We all sing don’t we? We sing at school, at work, at home and in the bath too. Now scientists have realised that some monkeys also sing.

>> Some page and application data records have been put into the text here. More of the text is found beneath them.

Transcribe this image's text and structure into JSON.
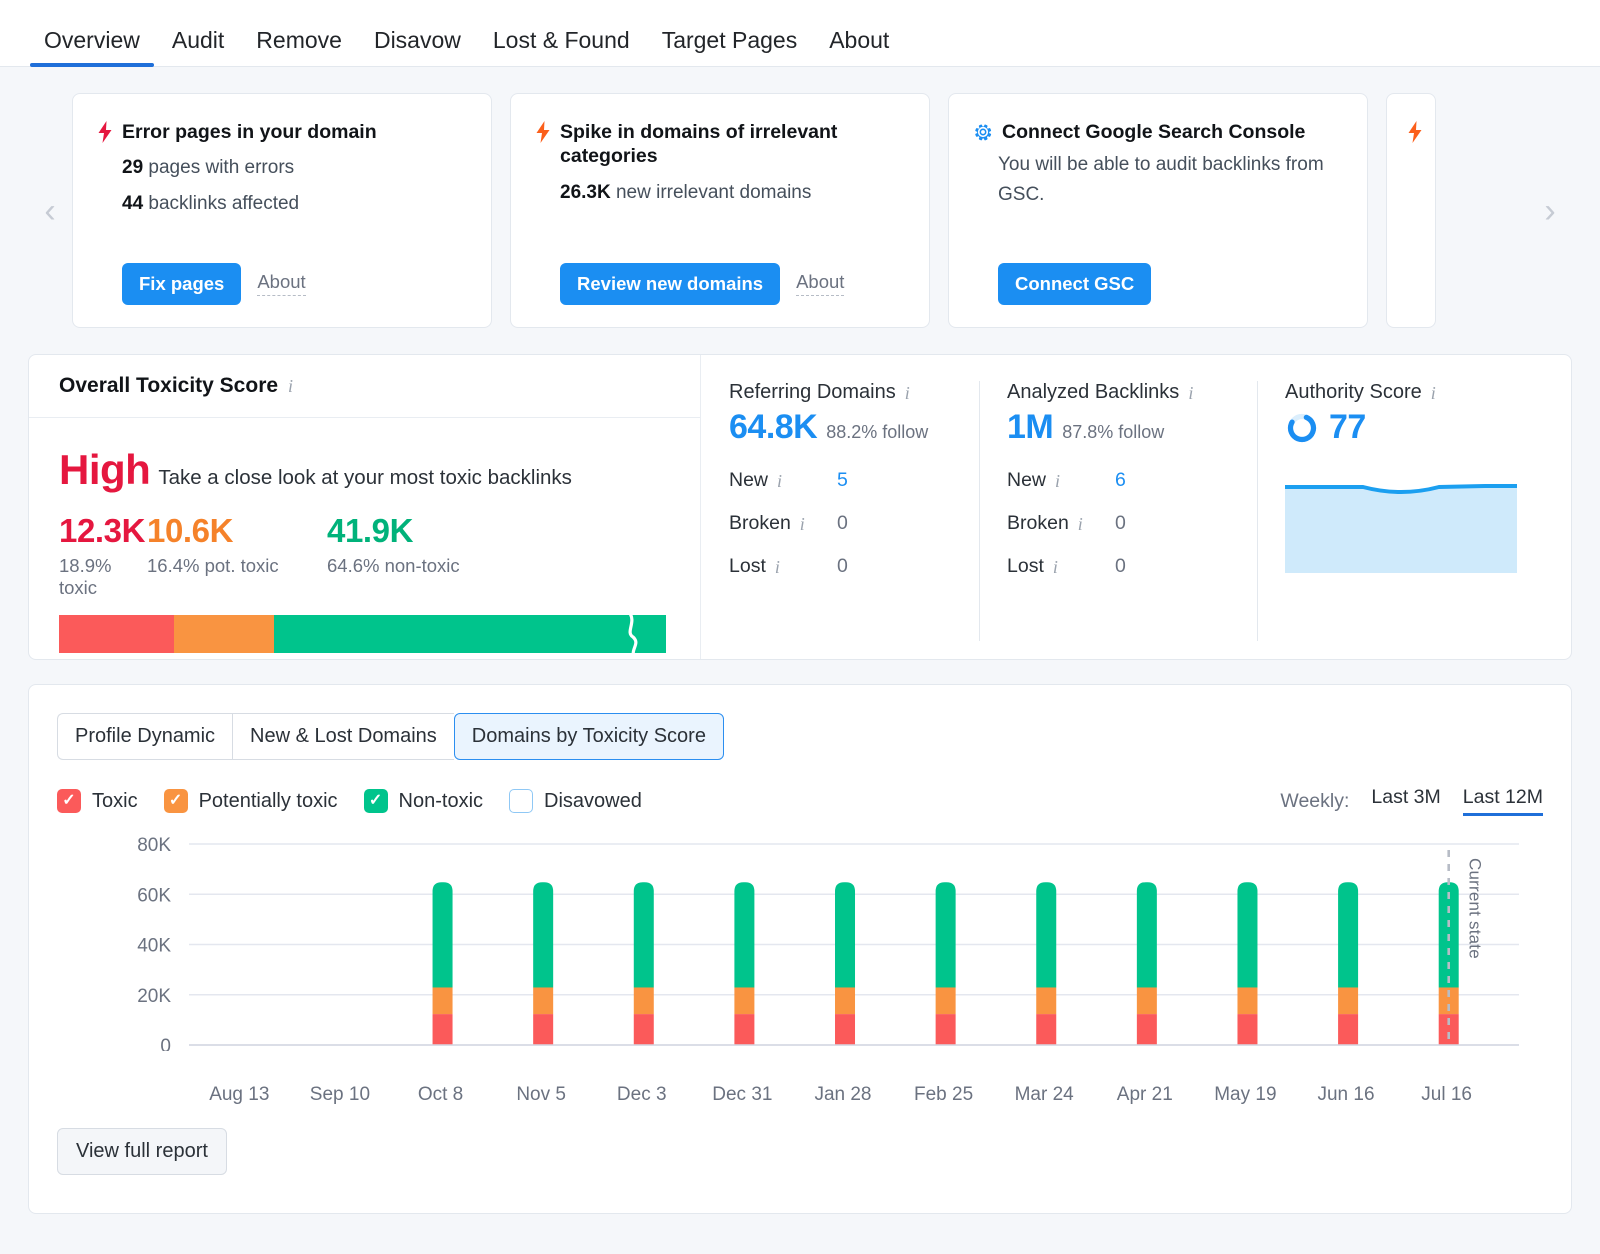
{
  "nav": {
    "items": [
      {
        "label": "Overview",
        "active": true
      },
      {
        "label": "Audit",
        "active": false
      },
      {
        "label": "Remove",
        "active": false
      },
      {
        "label": "Disavow",
        "active": false
      },
      {
        "label": "Lost & Found",
        "active": false
      },
      {
        "label": "Target Pages",
        "active": false
      },
      {
        "label": "About",
        "active": false
      }
    ]
  },
  "carousel": {
    "prev_icon": "chevron-left-icon",
    "next_icon": "chevron-right-icon",
    "cards": [
      {
        "icon": "bolt-icon",
        "icon_color": "#e5173f",
        "title": "Error pages in your domain",
        "stat1_value": "29",
        "stat1_label": "pages with errors",
        "stat2_value": "44",
        "stat2_label": "backlinks affected",
        "primary_label": "Fix pages",
        "link_label": "About"
      },
      {
        "icon": "bolt-icon",
        "icon_color": "#fb5f1b",
        "title": "Spike in domains of irrelevant categories",
        "stat1_value": "26.3K",
        "stat1_label": "new irrelevant domains",
        "primary_label": "Review new domains",
        "link_label": "About"
      },
      {
        "icon": "gear-icon",
        "icon_color": "#1b8ef2",
        "title": "Connect Google Search Console",
        "description": "You will be able to audit backlinks from GSC.",
        "primary_label": "Connect GSC"
      }
    ]
  },
  "toxicity": {
    "title": "Overall Toxicity Score",
    "level": "High",
    "hint": "Take a close look at your most toxic backlinks",
    "metrics": [
      {
        "value": "12.3K",
        "label": "18.9% toxic",
        "color": "#e5173f",
        "pct": 18.9
      },
      {
        "value": "10.6K",
        "label": "16.4% pot. toxic",
        "color": "#f5822a",
        "pct": 16.4
      },
      {
        "value": "41.9K",
        "label": "64.6% non-toxic",
        "color": "#00b27a",
        "pct": 64.6
      }
    ]
  },
  "metrics_panel": {
    "referring_domains": {
      "title": "Referring Domains",
      "value": "64.8K",
      "follow": "88.2% follow",
      "rows": [
        {
          "label": "New",
          "value": "5",
          "accent": true
        },
        {
          "label": "Broken",
          "value": "0",
          "accent": false
        },
        {
          "label": "Lost",
          "value": "0",
          "accent": false
        }
      ]
    },
    "analyzed_backlinks": {
      "title": "Analyzed Backlinks",
      "value": "1M",
      "follow": "87.8% follow",
      "rows": [
        {
          "label": "New",
          "value": "6",
          "accent": true
        },
        {
          "label": "Broken",
          "value": "0",
          "accent": false
        },
        {
          "label": "Lost",
          "value": "0",
          "accent": false
        }
      ]
    },
    "authority_score": {
      "title": "Authority Score",
      "value": "77"
    }
  },
  "chart_section": {
    "tabs": [
      {
        "label": "Profile Dynamic",
        "active": false
      },
      {
        "label": "New & Lost Domains",
        "active": false
      },
      {
        "label": "Domains by Toxicity Score",
        "active": true
      }
    ],
    "legend": [
      {
        "label": "Toxic",
        "color": "#fb5a5a",
        "checked": true
      },
      {
        "label": "Potentially toxic",
        "color": "#f99441",
        "checked": true
      },
      {
        "label": "Non-toxic",
        "color": "#00c48c",
        "checked": true
      },
      {
        "label": "Disavowed",
        "color": "#ffffff",
        "checked": false
      }
    ],
    "range_label": "Weekly:",
    "range_options": [
      {
        "label": "Last 3M",
        "active": false
      },
      {
        "label": "Last 12M",
        "active": true
      }
    ],
    "current_state_label": "Current state",
    "view_report_label": "View full report"
  },
  "chart_data": {
    "type": "bar",
    "stacked": true,
    "title": "Domains by Toxicity Score",
    "xlabel": "",
    "ylabel": "",
    "ylim": [
      0,
      80000
    ],
    "yticks": [
      "0",
      "20K",
      "40K",
      "60K",
      "80K"
    ],
    "ytick_values": [
      0,
      20000,
      40000,
      60000,
      80000
    ],
    "grid": true,
    "legend_position": "top-left",
    "categories": [
      "Aug 13",
      "Sep 10",
      "Oct 8",
      "Nov 5",
      "Dec 3",
      "Dec 31",
      "Jan 28",
      "Feb 25",
      "Mar 24",
      "Apr 21",
      "May 19",
      "Jun 16",
      "Jul 16"
    ],
    "bar_count": 11,
    "bars": [
      {
        "index": 0,
        "toxic": 12300,
        "potentially_toxic": 10600,
        "non_toxic": 41900
      },
      {
        "index": 1,
        "toxic": 12300,
        "potentially_toxic": 10600,
        "non_toxic": 41900
      },
      {
        "index": 2,
        "toxic": 12300,
        "potentially_toxic": 10600,
        "non_toxic": 41900
      },
      {
        "index": 3,
        "toxic": 12300,
        "potentially_toxic": 10600,
        "non_toxic": 41900
      },
      {
        "index": 4,
        "toxic": 12300,
        "potentially_toxic": 10600,
        "non_toxic": 41900
      },
      {
        "index": 5,
        "toxic": 12300,
        "potentially_toxic": 10600,
        "non_toxic": 41900
      },
      {
        "index": 6,
        "toxic": 12300,
        "potentially_toxic": 10600,
        "non_toxic": 41900
      },
      {
        "index": 7,
        "toxic": 12300,
        "potentially_toxic": 10600,
        "non_toxic": 41900
      },
      {
        "index": 8,
        "toxic": 12300,
        "potentially_toxic": 10600,
        "non_toxic": 41900
      },
      {
        "index": 9,
        "toxic": 12300,
        "potentially_toxic": 10600,
        "non_toxic": 41900
      },
      {
        "index": 10,
        "toxic": 12300,
        "potentially_toxic": 10600,
        "non_toxic": 41900
      }
    ],
    "series": [
      {
        "name": "Toxic",
        "color": "#fb5a5a"
      },
      {
        "name": "Potentially toxic",
        "color": "#f99441"
      },
      {
        "name": "Non-toxic",
        "color": "#00c48c"
      }
    ],
    "annotations": [
      {
        "type": "vline",
        "label": "Current state",
        "at_category": "Jul 16",
        "style": "dashed"
      }
    ]
  }
}
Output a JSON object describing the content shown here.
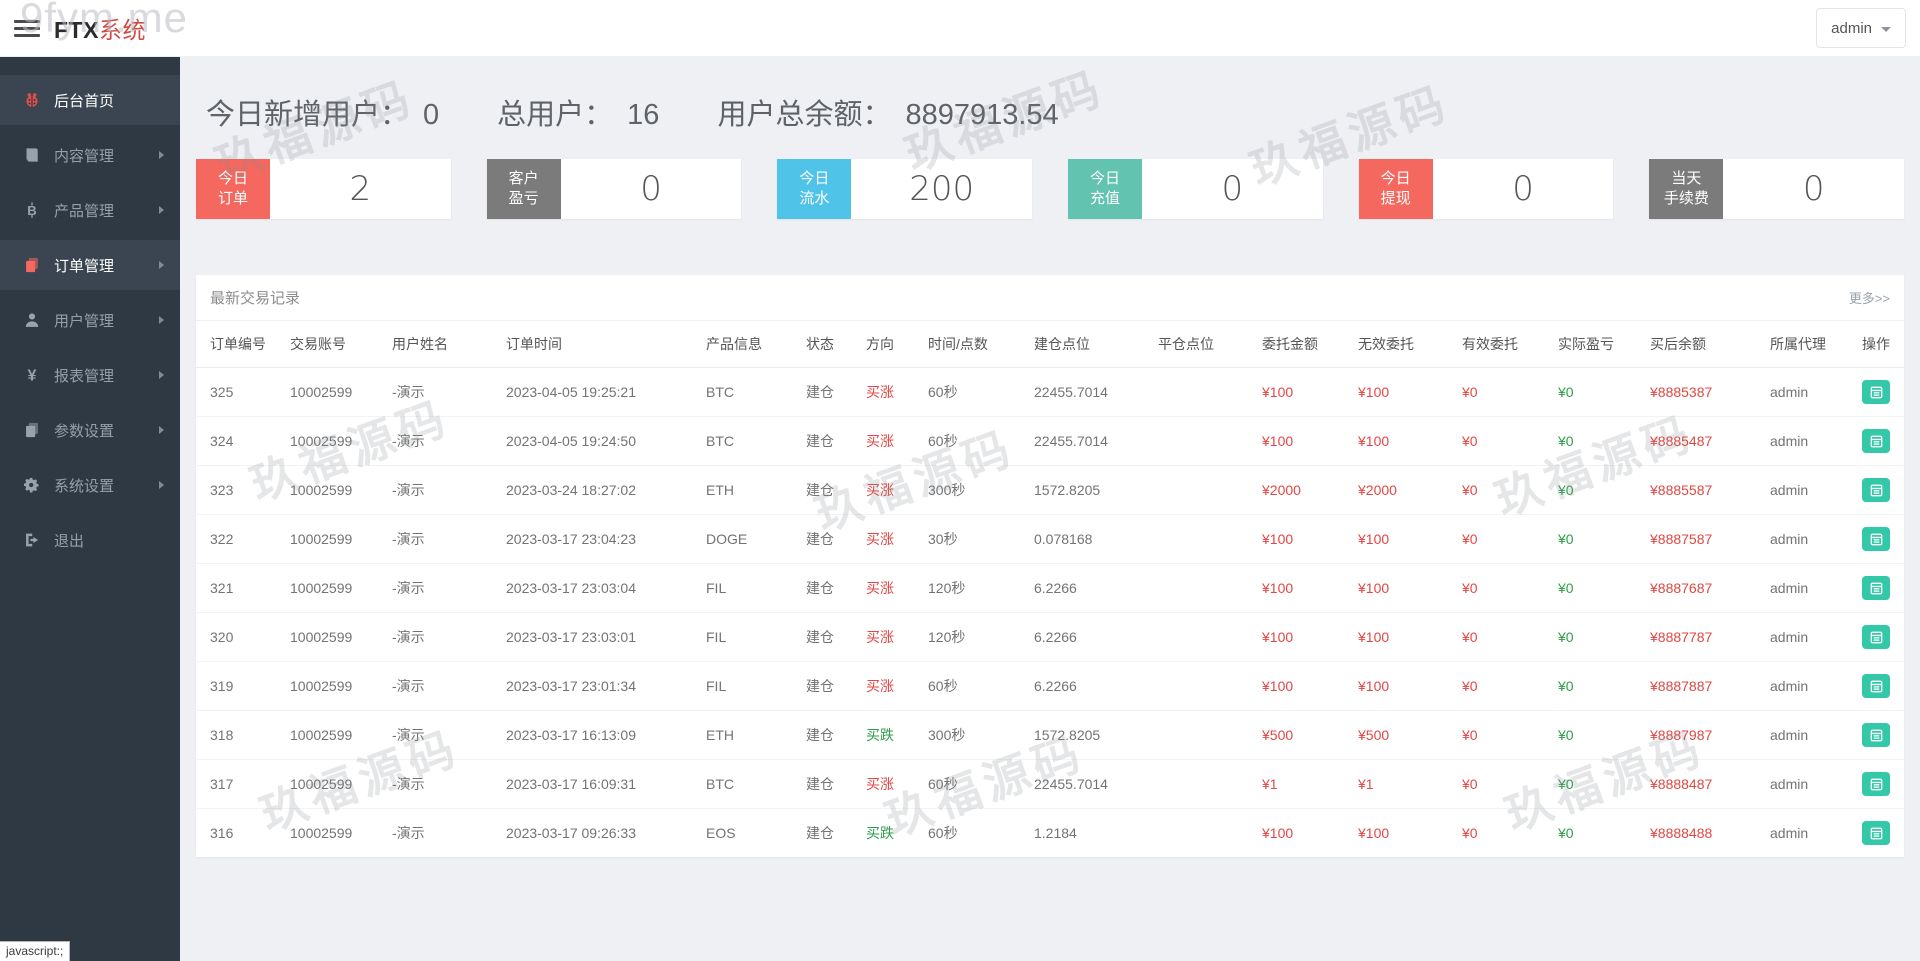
{
  "header": {
    "title_primary": "FTX",
    "title_accent": "系统",
    "user_menu_label": "admin"
  },
  "watermarks": {
    "corner": "9fym.me",
    "brand": "玖福源码"
  },
  "sidebar": {
    "items": [
      {
        "key": "home",
        "label": "后台首页",
        "icon": "dashboard-bug-icon",
        "icon_color": "#e0514a",
        "active": true,
        "arrow": false
      },
      {
        "key": "content",
        "label": "内容管理",
        "icon": "book-icon",
        "icon_color": "#99a2aa",
        "active": false,
        "arrow": true
      },
      {
        "key": "product",
        "label": "产品管理",
        "icon": "bitcoin-icon",
        "icon_color": "#99a2aa",
        "active": false,
        "arrow": true
      },
      {
        "key": "orders",
        "label": "订单管理",
        "icon": "orders-copy-icon",
        "icon_color": "#f4685f",
        "active": true,
        "arrow": true
      },
      {
        "key": "users",
        "label": "用户管理",
        "icon": "user-icon",
        "icon_color": "#99a2aa",
        "active": false,
        "arrow": true
      },
      {
        "key": "reports",
        "label": "报表管理",
        "icon": "yen-icon",
        "icon_color": "#99a2aa",
        "active": false,
        "arrow": true
      },
      {
        "key": "params",
        "label": "参数设置",
        "icon": "params-copy-icon",
        "icon_color": "#99a2aa",
        "active": false,
        "arrow": true
      },
      {
        "key": "system",
        "label": "系统设置",
        "icon": "gear-icon",
        "icon_color": "#99a2aa",
        "active": false,
        "arrow": true
      },
      {
        "key": "logout",
        "label": "退出",
        "icon": "logout-icon",
        "icon_color": "#99a2aa",
        "active": false,
        "arrow": false
      }
    ]
  },
  "overview": {
    "new_users_label": "今日新增用户：",
    "new_users_value": "0",
    "total_users_label": "总用户：",
    "total_users_value": "16",
    "total_balance_label": "用户总余额：",
    "total_balance_value": "8897913.54"
  },
  "stat_cards": [
    {
      "label_lines": [
        "今日",
        "订单"
      ],
      "value": "2",
      "color": "#f4685f"
    },
    {
      "label_lines": [
        "客户",
        "盈亏"
      ],
      "value": "0",
      "color": "#7b7b7b"
    },
    {
      "label_lines": [
        "今日",
        "流水"
      ],
      "value": "200",
      "color": "#4fc3e8"
    },
    {
      "label_lines": [
        "今日",
        "充值"
      ],
      "value": "0",
      "color": "#61c3b0"
    },
    {
      "label_lines": [
        "今日",
        "提现"
      ],
      "value": "0",
      "color": "#f4685f"
    },
    {
      "label_lines": [
        "当天",
        "手续费"
      ],
      "value": "0",
      "color": "#7b7b7b"
    }
  ],
  "table": {
    "title": "最新交易记录",
    "more_link": "更多>>",
    "columns": [
      "订单编号",
      "交易账号",
      "用户姓名",
      "订单时间",
      "产品信息",
      "状态",
      "方向",
      "时间/点数",
      "建仓点位",
      "平仓点位",
      "委托金额",
      "无效委托",
      "有效委托",
      "实际盈亏",
      "买后余额",
      "所属代理",
      "操作"
    ],
    "rows": [
      {
        "id": "325",
        "account": "10002599",
        "name": "-演示",
        "time": "2023-04-05 19:25:21",
        "product": "BTC",
        "status": "建仓",
        "direction": "买涨",
        "direction_type": "up",
        "duration": "60秒",
        "open_point": "22455.7014",
        "close_point": "",
        "amount": "¥100",
        "invalid": "¥100",
        "valid": "¥0",
        "profit": "¥0",
        "balance": "¥8885387",
        "agent": "admin"
      },
      {
        "id": "324",
        "account": "10002599",
        "name": "-演示",
        "time": "2023-04-05 19:24:50",
        "product": "BTC",
        "status": "建仓",
        "direction": "买涨",
        "direction_type": "up",
        "duration": "60秒",
        "open_point": "22455.7014",
        "close_point": "",
        "amount": "¥100",
        "invalid": "¥100",
        "valid": "¥0",
        "profit": "¥0",
        "balance": "¥8885487",
        "agent": "admin"
      },
      {
        "id": "323",
        "account": "10002599",
        "name": "-演示",
        "time": "2023-03-24 18:27:02",
        "product": "ETH",
        "status": "建仓",
        "direction": "买涨",
        "direction_type": "up",
        "duration": "300秒",
        "open_point": "1572.8205",
        "close_point": "",
        "amount": "¥2000",
        "invalid": "¥2000",
        "valid": "¥0",
        "profit": "¥0",
        "balance": "¥8885587",
        "agent": "admin"
      },
      {
        "id": "322",
        "account": "10002599",
        "name": "-演示",
        "time": "2023-03-17 23:04:23",
        "product": "DOGE",
        "status": "建仓",
        "direction": "买涨",
        "direction_type": "up",
        "duration": "30秒",
        "open_point": "0.078168",
        "close_point": "",
        "amount": "¥100",
        "invalid": "¥100",
        "valid": "¥0",
        "profit": "¥0",
        "balance": "¥8887587",
        "agent": "admin"
      },
      {
        "id": "321",
        "account": "10002599",
        "name": "-演示",
        "time": "2023-03-17 23:03:04",
        "product": "FIL",
        "status": "建仓",
        "direction": "买涨",
        "direction_type": "up",
        "duration": "120秒",
        "open_point": "6.2266",
        "close_point": "",
        "amount": "¥100",
        "invalid": "¥100",
        "valid": "¥0",
        "profit": "¥0",
        "balance": "¥8887687",
        "agent": "admin"
      },
      {
        "id": "320",
        "account": "10002599",
        "name": "-演示",
        "time": "2023-03-17 23:03:01",
        "product": "FIL",
        "status": "建仓",
        "direction": "买涨",
        "direction_type": "up",
        "duration": "120秒",
        "open_point": "6.2266",
        "close_point": "",
        "amount": "¥100",
        "invalid": "¥100",
        "valid": "¥0",
        "profit": "¥0",
        "balance": "¥8887787",
        "agent": "admin"
      },
      {
        "id": "319",
        "account": "10002599",
        "name": "-演示",
        "time": "2023-03-17 23:01:34",
        "product": "FIL",
        "status": "建仓",
        "direction": "买涨",
        "direction_type": "up",
        "duration": "60秒",
        "open_point": "6.2266",
        "close_point": "",
        "amount": "¥100",
        "invalid": "¥100",
        "valid": "¥0",
        "profit": "¥0",
        "balance": "¥8887887",
        "agent": "admin"
      },
      {
        "id": "318",
        "account": "10002599",
        "name": "-演示",
        "time": "2023-03-17 16:13:09",
        "product": "ETH",
        "status": "建仓",
        "direction": "买跌",
        "direction_type": "down",
        "duration": "300秒",
        "open_point": "1572.8205",
        "close_point": "",
        "amount": "¥500",
        "invalid": "¥500",
        "valid": "¥0",
        "profit": "¥0",
        "balance": "¥8887987",
        "agent": "admin"
      },
      {
        "id": "317",
        "account": "10002599",
        "name": "-演示",
        "time": "2023-03-17 16:09:31",
        "product": "BTC",
        "status": "建仓",
        "direction": "买涨",
        "direction_type": "up",
        "duration": "60秒",
        "open_point": "22455.7014",
        "close_point": "",
        "amount": "¥1",
        "invalid": "¥1",
        "valid": "¥0",
        "profit": "¥0",
        "balance": "¥8888487",
        "agent": "admin"
      },
      {
        "id": "316",
        "account": "10002599",
        "name": "-演示",
        "time": "2023-03-17 09:26:33",
        "product": "EOS",
        "status": "建仓",
        "direction": "买跌",
        "direction_type": "down",
        "duration": "60秒",
        "open_point": "1.2184",
        "close_point": "",
        "amount": "¥100",
        "invalid": "¥100",
        "valid": "¥0",
        "profit": "¥0",
        "balance": "¥8888488",
        "agent": "admin"
      }
    ]
  },
  "colors": {
    "accent_red": "#cf4a43",
    "direction_up": "#e14743",
    "direction_down": "#2e9e48",
    "op_button": "#33c9a8",
    "sidebar_bg": "#2e3944"
  },
  "statusbar": {
    "text": "javascript:;"
  }
}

When it was a familiar voice in the recording, the bonobos became excited and would search for the individual, while the animals gave little reaction to hearing the calls of bonobos they had never known.GORILLAS ‘HUM’ FOR THEIR SUPPER They are the biggest primates on the planet, yet despite their imposing strength and size, gorillas can often display surprising moments of tenderness.Now new research has revealed the male giant apes, well known for their booming chest beating roars, have another gentler side to them – they like to sing.Biologists have found wild western lowland gorillas producing tuneful calls and deep hums while eating various different food types, perhaps as a sign of contentment.Adult males, including the dominant silverbacks, sing far more than females or juveniles, producing deep vibrating calls, making them the tenors of the forest. The team concluded that the primates are therefore capable of remembering the voice of a former group member, even after five years of separation.Sumir Keenan, of the School of Psychology and Neuroscience at the University of St Andrews, said: ‘Members of a bonobo community separate regularly into small groups for hours or even days and often use loud calls to communicate with one another. ‘Moreover, females leave their original community but may continue to interact with their old companions in subsequent meetings between communities.